-- Supplied entries follows --
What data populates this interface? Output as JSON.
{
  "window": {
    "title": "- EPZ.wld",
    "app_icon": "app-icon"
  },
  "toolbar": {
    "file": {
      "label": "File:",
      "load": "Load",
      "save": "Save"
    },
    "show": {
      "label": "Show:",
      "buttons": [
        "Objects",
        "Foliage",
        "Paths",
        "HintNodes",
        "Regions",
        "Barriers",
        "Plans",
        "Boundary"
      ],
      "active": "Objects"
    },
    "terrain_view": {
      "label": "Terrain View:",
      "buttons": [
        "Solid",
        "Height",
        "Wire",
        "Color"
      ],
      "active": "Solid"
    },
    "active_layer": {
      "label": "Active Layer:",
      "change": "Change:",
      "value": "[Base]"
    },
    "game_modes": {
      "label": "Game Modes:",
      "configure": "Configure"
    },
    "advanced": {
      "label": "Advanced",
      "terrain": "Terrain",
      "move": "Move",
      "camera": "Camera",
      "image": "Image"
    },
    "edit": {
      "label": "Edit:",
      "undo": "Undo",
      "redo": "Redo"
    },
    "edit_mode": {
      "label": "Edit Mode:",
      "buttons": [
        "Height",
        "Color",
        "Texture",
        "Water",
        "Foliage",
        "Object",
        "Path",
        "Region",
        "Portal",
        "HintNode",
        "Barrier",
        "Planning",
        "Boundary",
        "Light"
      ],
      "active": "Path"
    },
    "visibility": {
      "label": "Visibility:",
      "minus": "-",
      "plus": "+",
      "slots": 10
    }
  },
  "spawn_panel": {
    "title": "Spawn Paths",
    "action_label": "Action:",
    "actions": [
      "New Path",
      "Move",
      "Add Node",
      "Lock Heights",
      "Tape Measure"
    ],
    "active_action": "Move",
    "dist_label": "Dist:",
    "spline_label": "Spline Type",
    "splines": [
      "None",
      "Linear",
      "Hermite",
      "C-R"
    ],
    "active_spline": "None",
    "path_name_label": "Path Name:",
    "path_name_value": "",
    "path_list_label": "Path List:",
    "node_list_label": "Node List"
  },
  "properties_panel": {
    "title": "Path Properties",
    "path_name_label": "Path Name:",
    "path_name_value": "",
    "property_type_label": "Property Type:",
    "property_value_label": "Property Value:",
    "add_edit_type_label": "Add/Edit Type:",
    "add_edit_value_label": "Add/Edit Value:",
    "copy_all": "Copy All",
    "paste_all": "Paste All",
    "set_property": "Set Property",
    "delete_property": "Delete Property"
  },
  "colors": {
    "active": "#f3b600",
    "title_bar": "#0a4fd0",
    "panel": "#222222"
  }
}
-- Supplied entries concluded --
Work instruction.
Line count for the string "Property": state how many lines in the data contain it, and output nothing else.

Task result.
4